• Materials provided:
[Start of section]

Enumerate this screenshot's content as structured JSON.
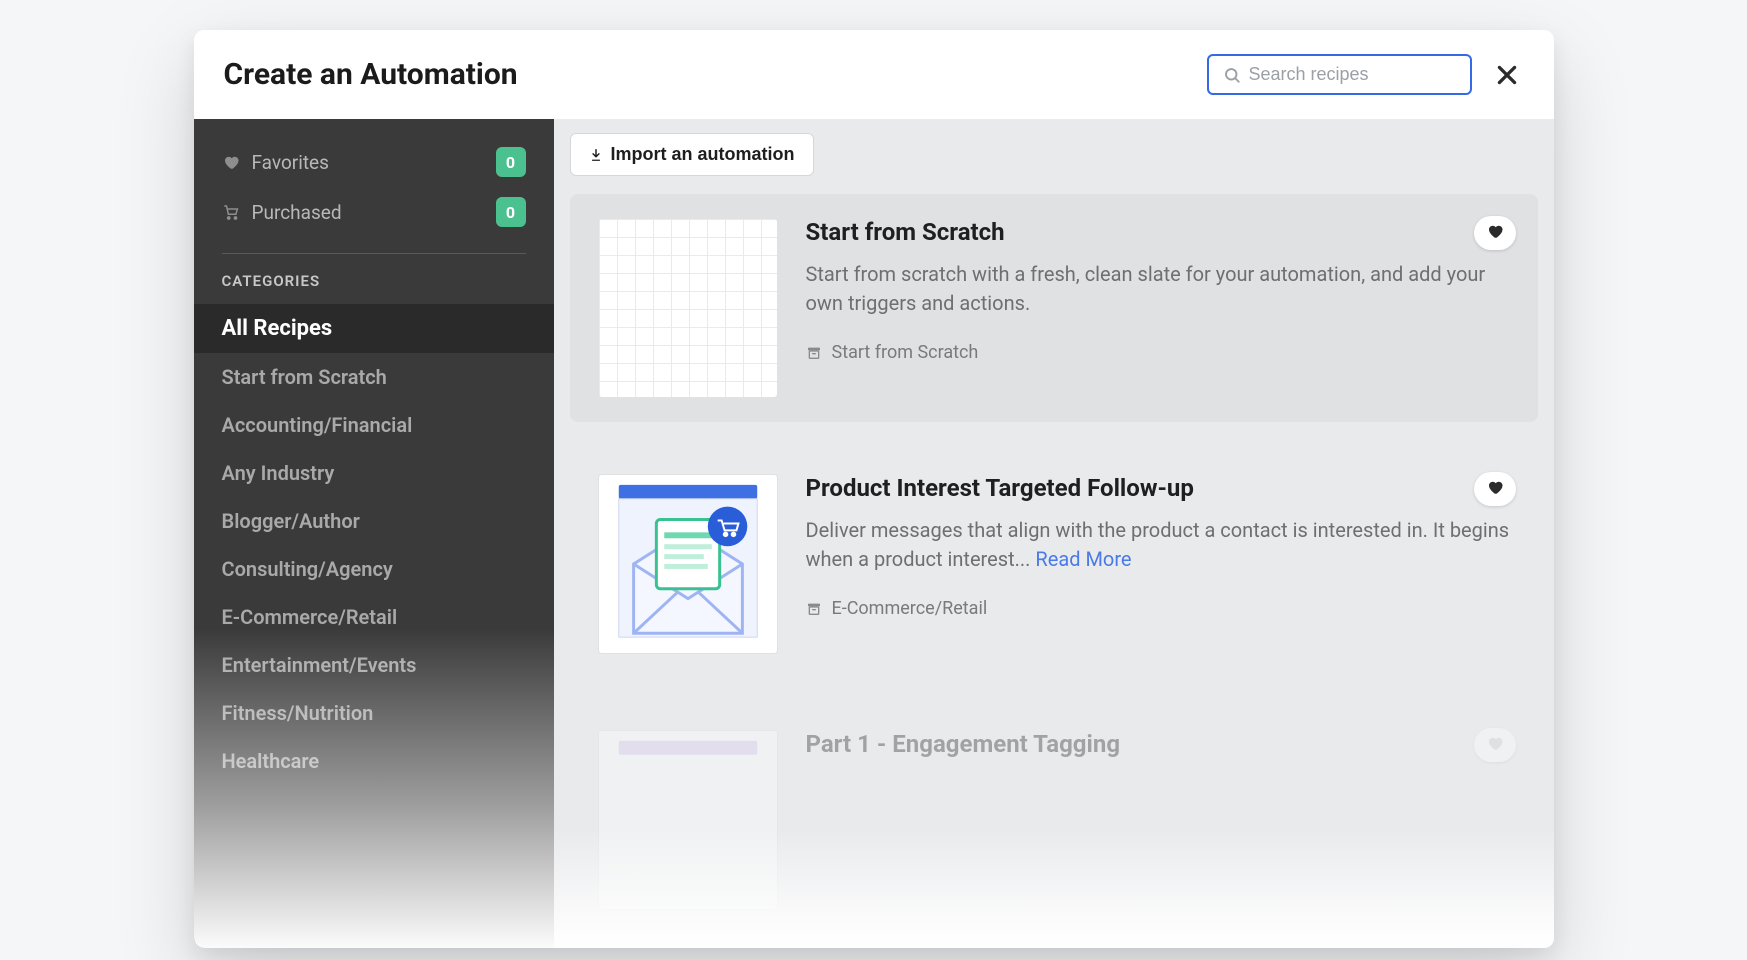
{
  "header": {
    "title": "Create an Automation",
    "search_placeholder": "Search recipes"
  },
  "sidebar": {
    "favorites_label": "Favorites",
    "favorites_count": "0",
    "purchased_label": "Purchased",
    "purchased_count": "0",
    "categories_heading": "CATEGORIES",
    "items": [
      {
        "label": "All Recipes",
        "active": true
      },
      {
        "label": "Start from Scratch"
      },
      {
        "label": "Accounting/Financial"
      },
      {
        "label": "Any Industry"
      },
      {
        "label": "Blogger/Author"
      },
      {
        "label": "Consulting/Agency"
      },
      {
        "label": "E-Commerce/Retail"
      },
      {
        "label": "Entertainment/Events"
      },
      {
        "label": "Fitness/Nutrition"
      },
      {
        "label": "Healthcare"
      }
    ]
  },
  "main": {
    "import_label": "Import an automation",
    "read_more_label": "Read More",
    "cards": [
      {
        "title": "Start from Scratch",
        "desc": "Start from scratch with a fresh, clean slate for your automation, and add your own triggers and actions.",
        "category": "Start from Scratch"
      },
      {
        "title": "Product Interest Targeted Follow-up",
        "desc": "Deliver messages that align with the product a contact is interested in. It begins when a product interest... ",
        "category": "E-Commerce/Retail"
      },
      {
        "title": "Part 1 - Engagement Tagging",
        "desc": "",
        "category": ""
      }
    ]
  }
}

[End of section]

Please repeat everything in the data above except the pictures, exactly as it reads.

• Answer to the exercise:
Enumerate this screenshot's content as structured JSON.
{
  "header": {
    "title": "Create an Automation",
    "search_placeholder": "Search recipes"
  },
  "sidebar": {
    "favorites_label": "Favorites",
    "favorites_count": "0",
    "purchased_label": "Purchased",
    "purchased_count": "0",
    "categories_heading": "CATEGORIES",
    "items": [
      {
        "label": "All Recipes",
        "active": true
      },
      {
        "label": "Start from Scratch"
      },
      {
        "label": "Accounting/Financial"
      },
      {
        "label": "Any Industry"
      },
      {
        "label": "Blogger/Author"
      },
      {
        "label": "Consulting/Agency"
      },
      {
        "label": "E-Commerce/Retail"
      },
      {
        "label": "Entertainment/Events"
      },
      {
        "label": "Fitness/Nutrition"
      },
      {
        "label": "Healthcare"
      }
    ]
  },
  "main": {
    "import_label": "Import an automation",
    "read_more_label": "Read More",
    "cards": [
      {
        "title": "Start from Scratch",
        "desc": "Start from scratch with a fresh, clean slate for your automation, and add your own triggers and actions.",
        "category": "Start from Scratch"
      },
      {
        "title": "Product Interest Targeted Follow-up",
        "desc": "Deliver messages that align with the product a contact is interested in. It begins when a product interest... ",
        "category": "E-Commerce/Retail"
      },
      {
        "title": "Part 1 - Engagement Tagging",
        "desc": "",
        "category": ""
      }
    ]
  }
}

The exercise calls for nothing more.